In Memory of a last day. . .
In his last days before leaving Earth David asked, knowing what you know, how could you go on living? And I said there were three good reasons. Tresy, David and John, the jewels of my life. Never to have known them? That would have been my greatest tragedy. Unthinkable! There is nothing this life could give me to match the gift of them. They have been my best teachers. Thank you for choosing me as your mother.
When David Died
I say that David took the hands off my clocks.
It was the greatest gift he could give me.
I tire of running my life with a large hand and a small hand.
No time for this, hurry for that.
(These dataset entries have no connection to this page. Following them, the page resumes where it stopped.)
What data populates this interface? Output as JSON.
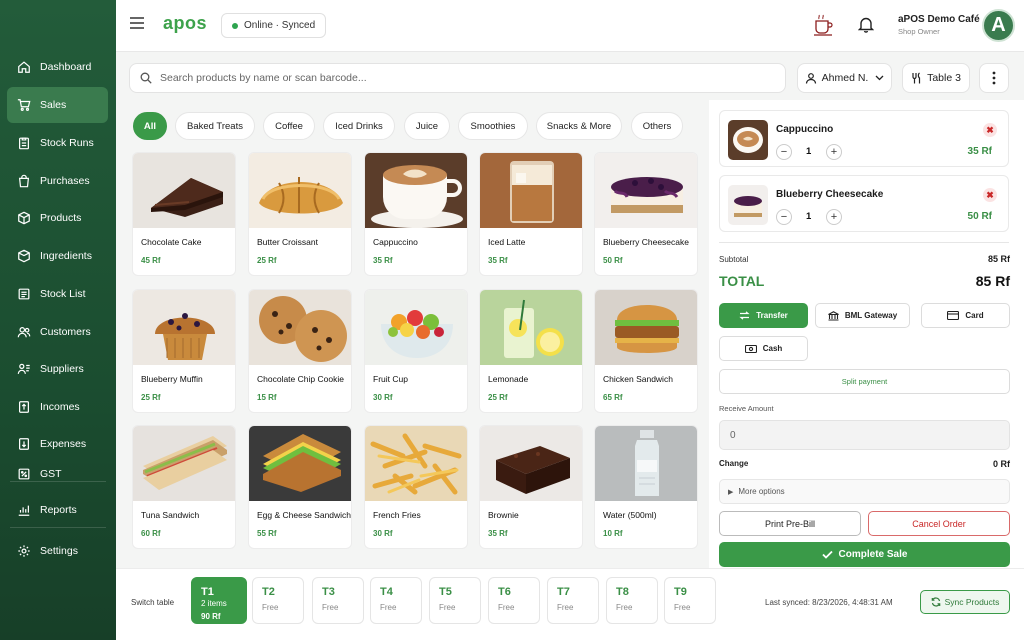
{
  "sidebar": {
    "items": [
      {
        "label": "Dashboard",
        "icon": "home-icon"
      },
      {
        "label": "Sales",
        "icon": "cart-icon"
      },
      {
        "label": "Stock Runs",
        "icon": "clipboard-icon"
      },
      {
        "label": "Purchases",
        "icon": "bag-icon"
      },
      {
        "label": "Products",
        "icon": "box-icon"
      },
      {
        "label": "Ingredients",
        "icon": "cube-icon"
      },
      {
        "label": "Stock List",
        "icon": "list-icon"
      },
      {
        "label": "Customers",
        "icon": "users-icon"
      },
      {
        "label": "Suppliers",
        "icon": "handshake-icon"
      },
      {
        "label": "Incomes",
        "icon": "income-icon"
      },
      {
        "label": "Expenses",
        "icon": "expense-icon"
      },
      {
        "label": "GST",
        "icon": "percent-icon"
      },
      {
        "label": "Reports",
        "icon": "chart-icon"
      },
      {
        "label": "Settings",
        "icon": "gear-icon"
      }
    ],
    "active": "Sales"
  },
  "header": {
    "logo": "apos",
    "status": "Online · Synced",
    "cafe_name": "aPOS Demo Café",
    "cafe_role": "Shop Owner",
    "avatar_letter": "A"
  },
  "search": {
    "placeholder": "Search products by name or scan barcode..."
  },
  "toolbar": {
    "staff": "Ahmed N.",
    "table": "Table 3"
  },
  "categories": [
    "All",
    "Baked Treats",
    "Coffee",
    "Iced Drinks",
    "Juice",
    "Smoothies",
    "Snacks & More",
    "Others"
  ],
  "products": [
    {
      "name": "Chocolate Cake",
      "price": "45 Rf"
    },
    {
      "name": "Butter Croissant",
      "price": "25 Rf"
    },
    {
      "name": "Cappuccino",
      "price": "35 Rf"
    },
    {
      "name": "Iced Latte",
      "price": "35 Rf"
    },
    {
      "name": "Blueberry Cheesecake",
      "price": "50 Rf"
    },
    {
      "name": "Blueberry Muffin",
      "price": "25 Rf"
    },
    {
      "name": "Chocolate Chip Cookie",
      "price": "15 Rf"
    },
    {
      "name": "Fruit Cup",
      "price": "30 Rf"
    },
    {
      "name": "Lemonade",
      "price": "25 Rf"
    },
    {
      "name": "Chicken Sandwich",
      "price": "65 Rf"
    },
    {
      "name": "Tuna Sandwich",
      "price": "60 Rf"
    },
    {
      "name": "Egg & Cheese Sandwich",
      "price": "55 Rf"
    },
    {
      "name": "French Fries",
      "price": "30 Rf"
    },
    {
      "name": "Brownie",
      "price": "35 Rf"
    },
    {
      "name": "Water (500ml)",
      "price": "10 Rf"
    }
  ],
  "cart": {
    "items": [
      {
        "name": "Cappuccino",
        "qty": "1",
        "price": "35 Rf"
      },
      {
        "name": "Blueberry Cheesecake",
        "qty": "1",
        "price": "50 Rf"
      }
    ],
    "subtotal_label": "Subtotal",
    "subtotal": "85 Rf",
    "total_label": "TOTAL",
    "total": "85 Rf",
    "payments": [
      "Transfer",
      "BML Gateway",
      "Card",
      "Cash"
    ],
    "split": "Split payment",
    "receive_label": "Receive Amount",
    "receive_value": "0",
    "change_label": "Change",
    "change_value": "0 Rf",
    "more": "More options",
    "print": "Print Pre-Bill",
    "cancel": "Cancel Order",
    "complete": "Complete Sale"
  },
  "tables": {
    "label": "Switch table",
    "items": [
      {
        "name": "T1",
        "status": "2 items",
        "total": "90 Rf"
      },
      {
        "name": "T2",
        "status": "Free"
      },
      {
        "name": "T3",
        "status": "Free"
      },
      {
        "name": "T4",
        "status": "Free"
      },
      {
        "name": "T5",
        "status": "Free"
      },
      {
        "name": "T6",
        "status": "Free"
      },
      {
        "name": "T7",
        "status": "Free"
      },
      {
        "name": "T8",
        "status": "Free"
      },
      {
        "name": "T9",
        "status": "Free"
      }
    ],
    "last_synced": "Last synced: 8/23/2026, 4:48:31 AM",
    "sync_label": "Sync Products"
  },
  "colors": {
    "accent": "#3a9a48",
    "sidebar": "#1f5535",
    "danger": "#c92828"
  }
}
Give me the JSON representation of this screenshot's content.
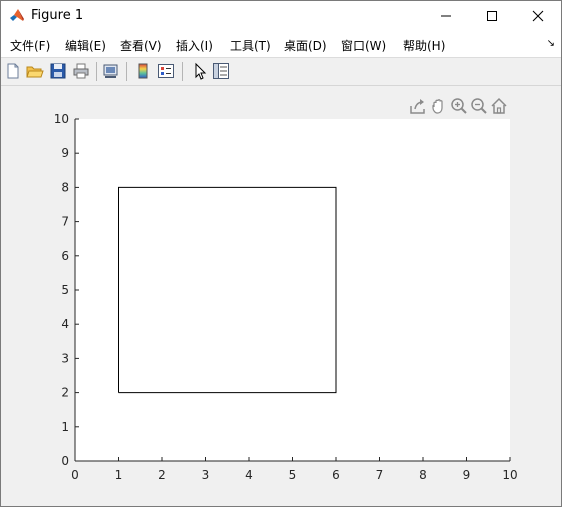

Do this now, do that before.
I hate it. With a passion.
I want to immerse myself in time and swim in it.
Feel it around me yielding and yet holding me up.
I want to feel the eternity of it and I want to see my
house and yard at different times under the sun.
To be able to say that in the morning
this is precisely how they look.
I want the information stored in my Memory Bank
for those times when I feel bereft.
I want to see the moon rise and give way to the sun.
I want to see the rainbow around the moon
and say again, we are in for a big snow.
I need to revel in the mundane task
of shaking out the kitchen rugs
on the back porch and feel
the cold boards beneath my slippers and
the cold air stealing beneath my clothes.
I want to keep looking at the moon with a glance,
because no farmer stares at the moon too long
and say hello David.
And when I feel very homesick, I will again
as I have in the past, take my coffee
out on the porch and sit beneath the midnight sky
with the stars daring me to look up
and identify them and again
revel in this multifaceted existence called Life.